For an event with so much hype, there are bound to be disappointments. It must be said that the exhibition of the film was something of a mixed affair. After two false starts owing to technical problems, Back to the Future finally began, observed by a vast lawn of ticket-holders. During some of the more exciting parts of the film we were greeted with live-action replications of what was happening on-screen. The fog-shrouded, mass-hysteria-inducing entrance of the Delorean was an evident highlight; another was the sight of an actor dressed at Marty Mcfly skateboarding whilst holding onto a car, whizzing round the town square. This sometimes took attention away from the film itself, particularly towards the end. But it was really a few isolated members of the audience who proved most disruptive; I happened to be sitting next to a drunk person who insisted on standing during parts of the film and yelling something akin to Yuuueueuueeeaaaaaaaahhh!’ Such unwarranted exhibitionism somewhat undermined the family atmosphere Secret Cinema were clearly aiming for, what with the minimum attendance age being only 5. It could perhaps be concluded, with a great deal of irony, that most of the problems that occurred on the evening were caused by the audience, not by the organisers themselves.
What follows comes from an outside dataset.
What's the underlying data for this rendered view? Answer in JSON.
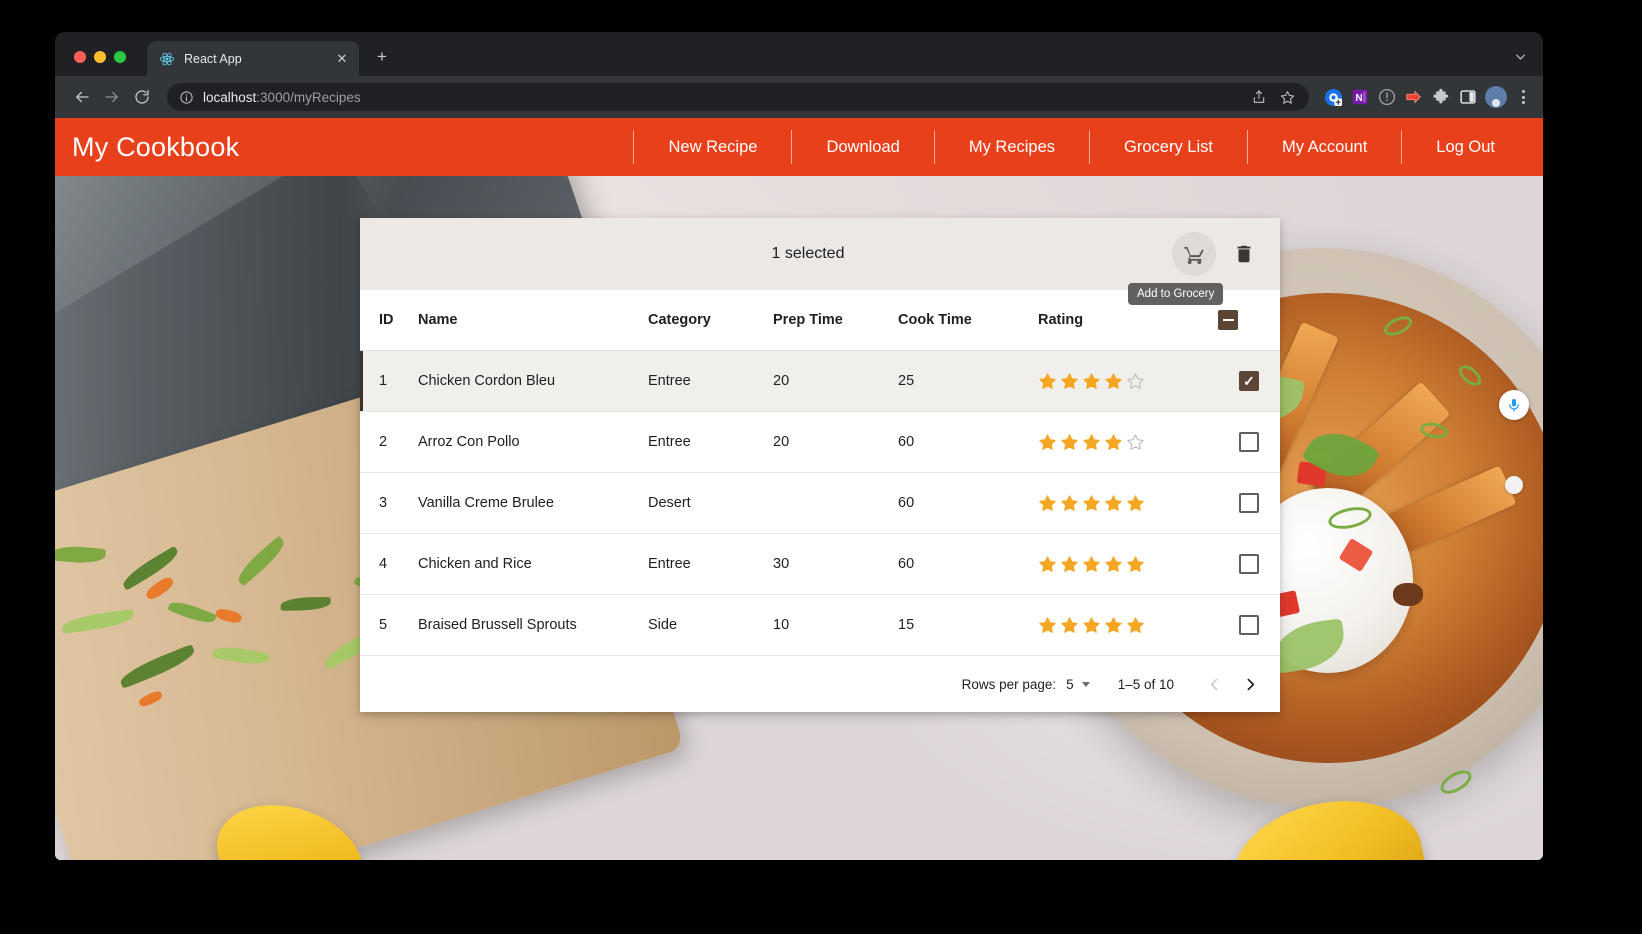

Overall, however, it was a totally enchanting experience, a celebration of the best elements of 1950s culture and of Back to the Future. It is only when you experience it for yourself that you realise how much ambition Secret Cinema has, and how its events can very occasionally go wrong as it did the week before. I will undoubtedly be back for more, whatever the film. The possible challenge for Secret Cinema – as put by the BBC’s Newsnight – must surely be to preserve some of the mystery that it first started with, to continue to cherish the unexpected in the face of widespread media coverage and the incessant mobile phone culture that was so blissfully suspended for the one evening that I was there. If it can do that, its artistic future remains secure.
Footnote – here’s the article I wrote for the Hill Valley Telegraph: